WHAT TO PRODUCE:
Output every record below precisely as it is written.

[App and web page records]
Start of Block

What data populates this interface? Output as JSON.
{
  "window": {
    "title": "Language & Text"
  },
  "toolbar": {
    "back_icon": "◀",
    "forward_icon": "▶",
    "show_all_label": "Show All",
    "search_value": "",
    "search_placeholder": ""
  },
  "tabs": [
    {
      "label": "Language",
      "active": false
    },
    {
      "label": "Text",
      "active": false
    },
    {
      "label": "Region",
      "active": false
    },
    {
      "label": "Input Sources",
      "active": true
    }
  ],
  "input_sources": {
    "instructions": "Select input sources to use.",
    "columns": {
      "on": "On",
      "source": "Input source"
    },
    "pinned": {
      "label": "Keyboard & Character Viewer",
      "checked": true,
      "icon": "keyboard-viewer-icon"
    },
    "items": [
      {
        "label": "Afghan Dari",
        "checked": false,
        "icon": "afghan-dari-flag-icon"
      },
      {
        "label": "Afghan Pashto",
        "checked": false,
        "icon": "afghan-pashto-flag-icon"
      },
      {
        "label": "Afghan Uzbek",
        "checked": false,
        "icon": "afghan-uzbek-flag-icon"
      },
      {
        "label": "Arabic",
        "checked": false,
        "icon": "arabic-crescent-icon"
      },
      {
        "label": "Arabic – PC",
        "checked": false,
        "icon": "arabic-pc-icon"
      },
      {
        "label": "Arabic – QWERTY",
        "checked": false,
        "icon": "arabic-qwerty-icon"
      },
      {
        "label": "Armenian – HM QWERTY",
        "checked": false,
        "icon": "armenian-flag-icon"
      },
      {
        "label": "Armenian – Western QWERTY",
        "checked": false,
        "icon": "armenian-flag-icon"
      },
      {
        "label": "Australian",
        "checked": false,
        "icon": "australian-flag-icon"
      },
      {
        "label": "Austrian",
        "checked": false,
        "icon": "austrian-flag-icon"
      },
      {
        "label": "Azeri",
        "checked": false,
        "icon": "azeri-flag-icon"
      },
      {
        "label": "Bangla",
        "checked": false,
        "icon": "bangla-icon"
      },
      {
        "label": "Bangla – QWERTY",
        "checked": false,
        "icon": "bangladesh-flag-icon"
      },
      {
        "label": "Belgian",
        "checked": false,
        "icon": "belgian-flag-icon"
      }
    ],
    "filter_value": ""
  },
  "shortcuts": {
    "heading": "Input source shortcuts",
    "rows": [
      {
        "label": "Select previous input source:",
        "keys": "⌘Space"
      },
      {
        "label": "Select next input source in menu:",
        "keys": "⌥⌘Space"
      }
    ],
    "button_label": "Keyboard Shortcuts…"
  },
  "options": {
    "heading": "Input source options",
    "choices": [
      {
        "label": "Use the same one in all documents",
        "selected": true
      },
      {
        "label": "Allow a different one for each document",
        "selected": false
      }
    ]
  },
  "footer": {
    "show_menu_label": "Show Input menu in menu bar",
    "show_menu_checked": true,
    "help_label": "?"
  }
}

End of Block

TASK ANSWER:
What data populates this interface? Output as JSON.
{
  "window": {
    "title": "Language & Text"
  },
  "toolbar": {
    "back_icon": "◀",
    "forward_icon": "▶",
    "show_all_label": "Show All",
    "search_value": "",
    "search_placeholder": ""
  },
  "tabs": [
    {
      "label": "Language",
      "active": false
    },
    {
      "label": "Text",
      "active": false
    },
    {
      "label": "Region",
      "active": false
    },
    {
      "label": "Input Sources",
      "active": true
    }
  ],
  "input_sources": {
    "instructions": "Select input sources to use.",
    "columns": {
      "on": "On",
      "source": "Input source"
    },
    "pinned": {
      "label": "Keyboard & Character Viewer",
      "checked": true,
      "icon": "keyboard-viewer-icon"
    },
    "items": [
      {
        "label": "Afghan Dari",
        "checked": false,
        "icon": "afghan-dari-flag-icon"
      },
      {
        "label": "Afghan Pashto",
        "checked": false,
        "icon": "afghan-pashto-flag-icon"
      },
      {
        "label": "Afghan Uzbek",
        "checked": false,
        "icon": "afghan-uzbek-flag-icon"
      },
      {
        "label": "Arabic",
        "checked": false,
        "icon": "arabic-crescent-icon"
      },
      {
        "label": "Arabic – PC",
        "checked": false,
        "icon": "arabic-pc-icon"
      },
      {
        "label": "Arabic – QWERTY",
        "checked": false,
        "icon": "arabic-qwerty-icon"
      },
      {
        "label": "Armenian – HM QWERTY",
        "checked": false,
        "icon": "armenian-flag-icon"
      },
      {
        "label": "Armenian – Western QWERTY",
        "checked": false,
        "icon": "armenian-flag-icon"
      },
      {
        "label": "Australian",
        "checked": false,
        "icon": "australian-flag-icon"
      },
      {
        "label": "Austrian",
        "checked": false,
        "icon": "austrian-flag-icon"
      },
      {
        "label": "Azeri",
        "checked": false,
        "icon": "azeri-flag-icon"
      },
      {
        "label": "Bangla",
        "checked": false,
        "icon": "bangla-icon"
      },
      {
        "label": "Bangla – QWERTY",
        "checked": false,
        "icon": "bangladesh-flag-icon"
      },
      {
        "label": "Belgian",
        "checked": false,
        "icon": "belgian-flag-icon"
      }
    ],
    "filter_value": ""
  },
  "shortcuts": {
    "heading": "Input source shortcuts",
    "rows": [
      {
        "label": "Select previous input source:",
        "keys": "⌘Space"
      },
      {
        "label": "Select next input source in menu:",
        "keys": "⌥⌘Space"
      }
    ],
    "button_label": "Keyboard Shortcuts…"
  },
  "options": {
    "heading": "Input source options",
    "choices": [
      {
        "label": "Use the same one in all documents",
        "selected": true
      },
      {
        "label": "Allow a different one for each document",
        "selected": false
      }
    ]
  },
  "footer": {
    "show_menu_label": "Show Input menu in menu bar",
    "show_menu_checked": true,
    "help_label": "?"
  }
}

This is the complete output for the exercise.